-- REQUIRED WORK --
If pictures are present, leave them out, and copy the data word for word.

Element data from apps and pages
########################################
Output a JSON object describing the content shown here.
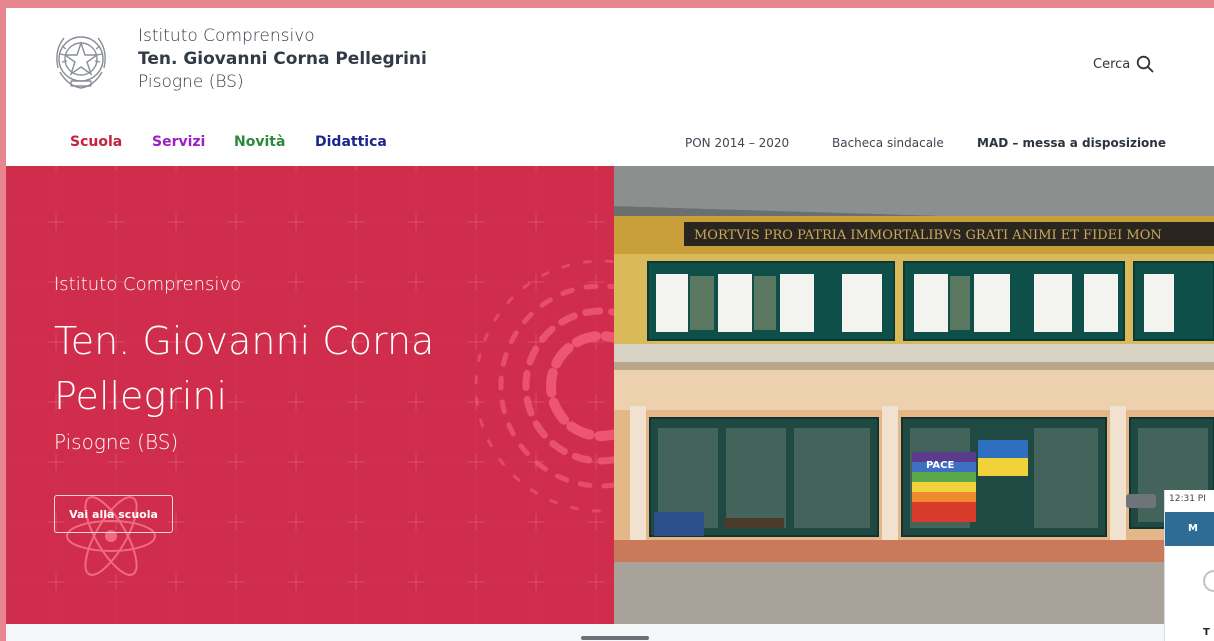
{
  "header": {
    "logo_name": "emblem-of-italy",
    "school_line1": "Istituto Comprensivo",
    "school_line2": "Ten. Giovanni Corna Pellegrini",
    "school_line3": "Pisogne (BS)",
    "search_label": "Cerca",
    "search_icon": "magnifier"
  },
  "nav": {
    "primary": [
      "Scuola",
      "Servizi",
      "Novità",
      "Didattica"
    ],
    "secondary": [
      "PON 2014 – 2020",
      "Bacheca sindacale",
      "MAD – messa a disposizione"
    ]
  },
  "hero": {
    "subtitle": "Istituto Comprensivo",
    "title": "Ten. Giovanni Corna Pellegrini",
    "location": "Pisogne (BS)",
    "button_label": "Vai alla scuola",
    "background_color": "#cf2d4b"
  },
  "photo": {
    "inscription": "MORTVIS PRO PATRIA IMMORTALIBVS GRATI ANIMI ET FIDEI MON",
    "flag_text": "PACE"
  },
  "overlay": {
    "time": "12:31 PI",
    "bar_label": "M",
    "initial": "T"
  },
  "colors": {
    "frame": "#e7868e",
    "scuola": "#c7213d",
    "servizi": "#9e1fc3",
    "novita": "#2a8a3a",
    "didattica": "#1b258e"
  }
}
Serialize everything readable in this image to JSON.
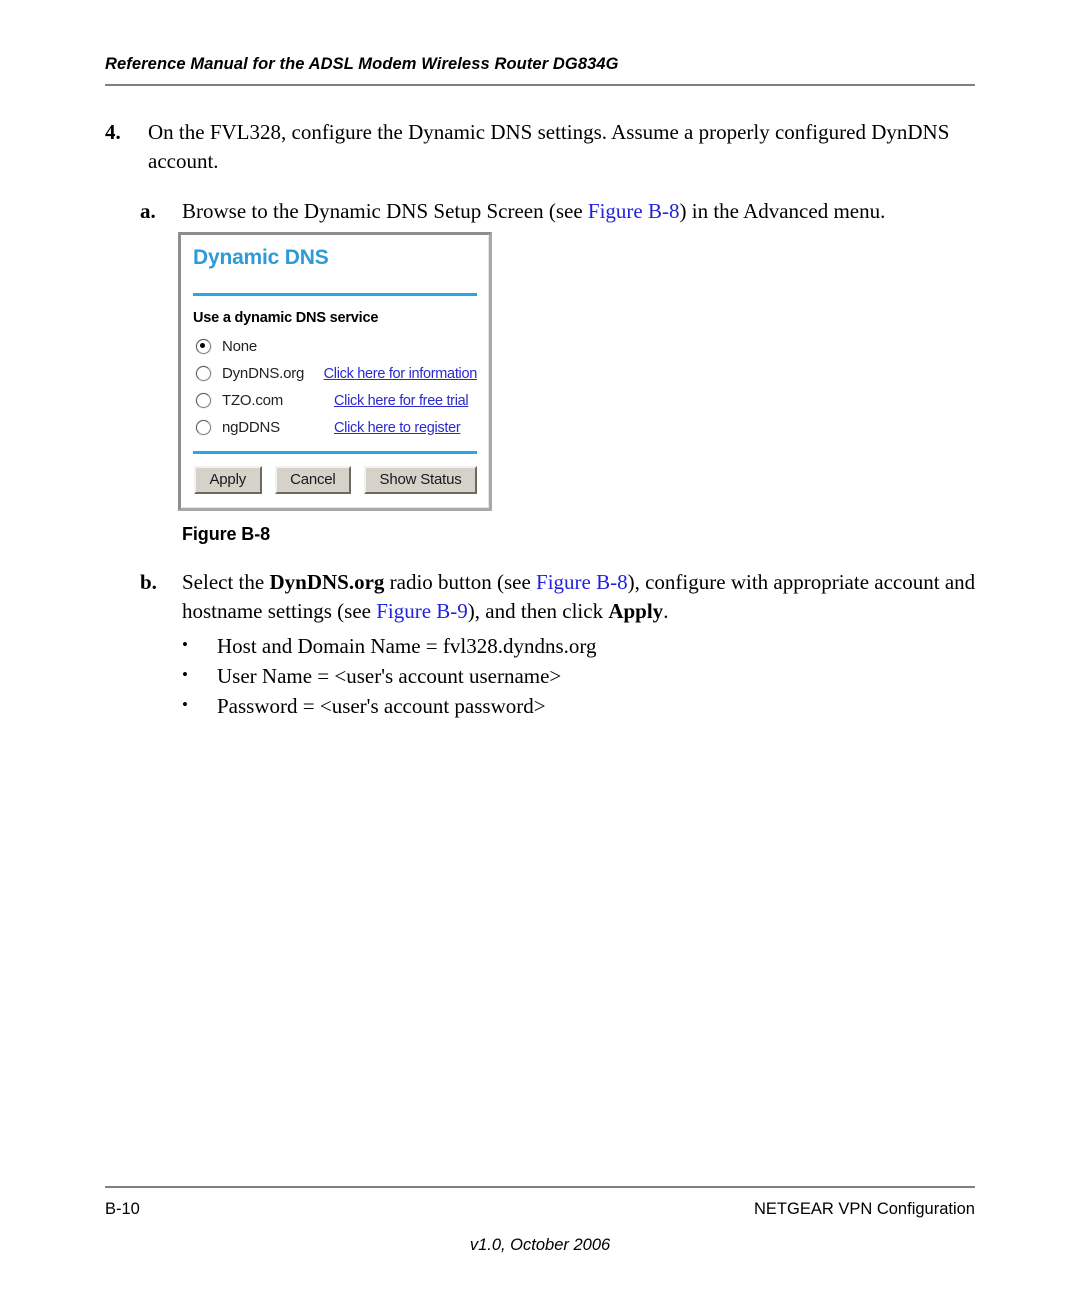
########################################
-- EXPECTED ANSWER --
Output a JSON object describing the content shown here.
{
  "header": {
    "logo_name": "emblem-of-italy",
    "school_line1": "Istituto Comprensivo",
    "school_line2": "Ten. Giovanni Corna Pellegrini",
    "school_line3": "Pisogne (BS)",
    "search_label": "Cerca",
    "search_icon": "magnifier"
  },
  "nav": {
    "primary": [
      "Scuola",
      "Servizi",
      "Novità",
      "Didattica"
    ],
    "secondary": [
      "PON 2014 – 2020",
      "Bacheca sindacale",
      "MAD – messa a disposizione"
    ]
  },
  "hero": {
    "subtitle": "Istituto Comprensivo",
    "title": "Ten. Giovanni Corna Pellegrini",
    "location": "Pisogne (BS)",
    "button_label": "Vai alla scuola",
    "background_color": "#cf2d4b"
  },
  "photo": {
    "inscription": "MORTVIS PRO PATRIA IMMORTALIBVS GRATI ANIMI ET FIDEI MON",
    "flag_text": "PACE"
  },
  "overlay": {
    "time": "12:31 PI",
    "bar_label": "M",
    "initial": "T"
  },
  "colors": {
    "frame": "#e7868e",
    "scuola": "#c7213d",
    "servizi": "#9e1fc3",
    "novita": "#2a8a3a",
    "didattica": "#1b258e"
  }
}
Serialize everything readable in this image to JSON.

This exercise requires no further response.